▸ Task instructions:
Repeat the listing word for word. Leave every picture out.

- - - -

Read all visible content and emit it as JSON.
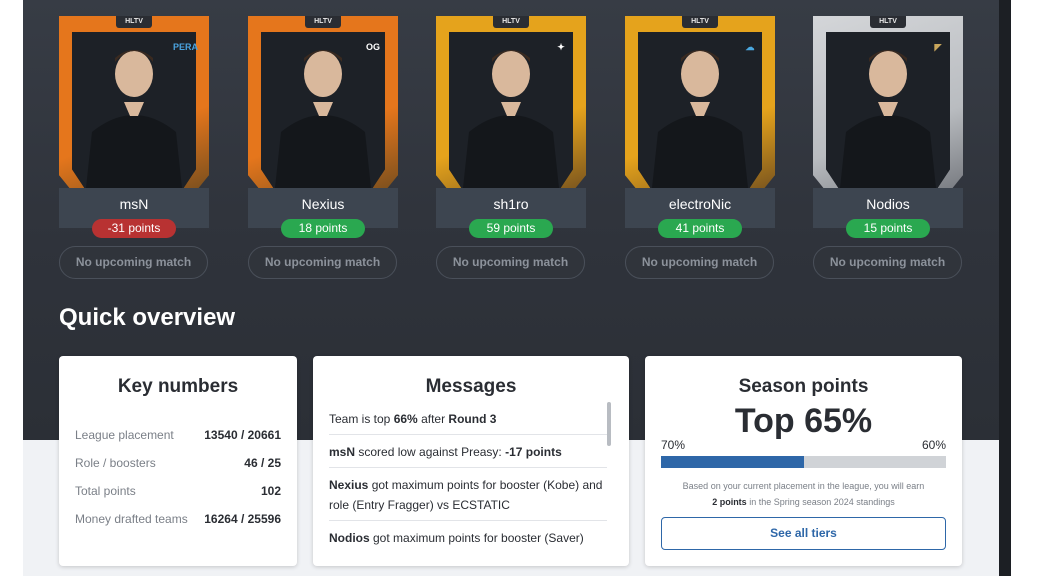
{
  "players": [
    {
      "name": "msN",
      "points": "-31 points",
      "status": "No upcoming match",
      "frame_color": "#e5761c",
      "team": "pera-logo-icon",
      "team_text": "PERA",
      "team_color": "#4aa3df"
    },
    {
      "name": "Nexius",
      "points": "18 points",
      "status": "No upcoming match",
      "frame_color": "#e5761c",
      "team": "og-logo-icon",
      "team_text": "OG",
      "team_color": "#ffffff"
    },
    {
      "name": "sh1ro",
      "points": "59 points",
      "status": "No upcoming match",
      "frame_color": "#e5a31c",
      "team": "spirit-logo-icon",
      "team_text": "✦",
      "team_color": "#ffffff"
    },
    {
      "name": "electroNic",
      "points": "41 points",
      "status": "No upcoming match",
      "frame_color": "#e5a31c",
      "team": "cloud9-logo-icon",
      "team_text": "☁",
      "team_color": "#4aa8e0"
    },
    {
      "name": "Nodios",
      "points": "15 points",
      "status": "No upcoming match",
      "frame_color": "#b9bcc0",
      "team": "ecstatic-logo-icon",
      "team_text": "◤",
      "team_color": "#c9a75c"
    }
  ],
  "hltv_badge": "HLTV",
  "quick_overview": "Quick overview",
  "key_numbers": {
    "title": "Key numbers",
    "rows": [
      {
        "label": "League placement",
        "value": "13540 / 20661"
      },
      {
        "label": "Role / boosters",
        "value": "46 / 25"
      },
      {
        "label": "Total points",
        "value": "102"
      },
      {
        "label": "Money drafted teams",
        "value": "16264 / 25596"
      }
    ]
  },
  "messages": {
    "title": "Messages",
    "items": [
      {
        "a": "Team is top ",
        "b": "66%",
        "c": " after ",
        "d": "Round 3",
        "e": ""
      },
      {
        "a": "",
        "b": "msN",
        "c": " scored low against Preasy: ",
        "d": "-17 points",
        "e": ""
      },
      {
        "a": "",
        "b": "Nexius",
        "c": " got maximum points for booster (Kobe) and role (Entry Fragger) vs ECSTATIC",
        "d": "",
        "e": ""
      },
      {
        "a": "",
        "b": "Nodios",
        "c": " got maximum points for booster (Saver)",
        "d": "",
        "e": ""
      }
    ]
  },
  "season": {
    "title": "Season points",
    "top": "Top 65%",
    "left_label": "70%",
    "right_label": "60%",
    "progress": 0.5,
    "note_1": "Based on your current placement in the league, you will earn",
    "note_points": "2 points",
    "note_2": " in the Spring season 2024 standings",
    "button": "See all tiers"
  },
  "colors": {
    "negative": "#b83232",
    "positive": "#2aa850",
    "accent": "#2e67a8"
  }
}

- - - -

▸ Reply to the task:
Read all visible content and emit it as JSON.
{
  "players": [
    {
      "name": "msN",
      "points": "-31 points",
      "status": "No upcoming match",
      "frame_color": "#e5761c",
      "team": "pera-logo-icon",
      "team_text": "PERA",
      "team_color": "#4aa3df"
    },
    {
      "name": "Nexius",
      "points": "18 points",
      "status": "No upcoming match",
      "frame_color": "#e5761c",
      "team": "og-logo-icon",
      "team_text": "OG",
      "team_color": "#ffffff"
    },
    {
      "name": "sh1ro",
      "points": "59 points",
      "status": "No upcoming match",
      "frame_color": "#e5a31c",
      "team": "spirit-logo-icon",
      "team_text": "✦",
      "team_color": "#ffffff"
    },
    {
      "name": "electroNic",
      "points": "41 points",
      "status": "No upcoming match",
      "frame_color": "#e5a31c",
      "team": "cloud9-logo-icon",
      "team_text": "☁",
      "team_color": "#4aa8e0"
    },
    {
      "name": "Nodios",
      "points": "15 points",
      "status": "No upcoming match",
      "frame_color": "#b9bcc0",
      "team": "ecstatic-logo-icon",
      "team_text": "◤",
      "team_color": "#c9a75c"
    }
  ],
  "hltv_badge": "HLTV",
  "quick_overview": "Quick overview",
  "key_numbers": {
    "title": "Key numbers",
    "rows": [
      {
        "label": "League placement",
        "value": "13540 / 20661"
      },
      {
        "label": "Role / boosters",
        "value": "46 / 25"
      },
      {
        "label": "Total points",
        "value": "102"
      },
      {
        "label": "Money drafted teams",
        "value": "16264 / 25596"
      }
    ]
  },
  "messages": {
    "title": "Messages",
    "items": [
      {
        "a": "Team is top ",
        "b": "66%",
        "c": " after ",
        "d": "Round 3",
        "e": ""
      },
      {
        "a": "",
        "b": "msN",
        "c": " scored low against Preasy: ",
        "d": "-17 points",
        "e": ""
      },
      {
        "a": "",
        "b": "Nexius",
        "c": " got maximum points for booster (Kobe) and role (Entry Fragger) vs ECSTATIC",
        "d": "",
        "e": ""
      },
      {
        "a": "",
        "b": "Nodios",
        "c": " got maximum points for booster (Saver)",
        "d": "",
        "e": ""
      }
    ]
  },
  "season": {
    "title": "Season points",
    "top": "Top 65%",
    "left_label": "70%",
    "right_label": "60%",
    "progress": 0.5,
    "note_1": "Based on your current placement in the league, you will earn",
    "note_points": "2 points",
    "note_2": " in the Spring season 2024 standings",
    "button": "See all tiers"
  },
  "colors": {
    "negative": "#b83232",
    "positive": "#2aa850",
    "accent": "#2e67a8"
  }
}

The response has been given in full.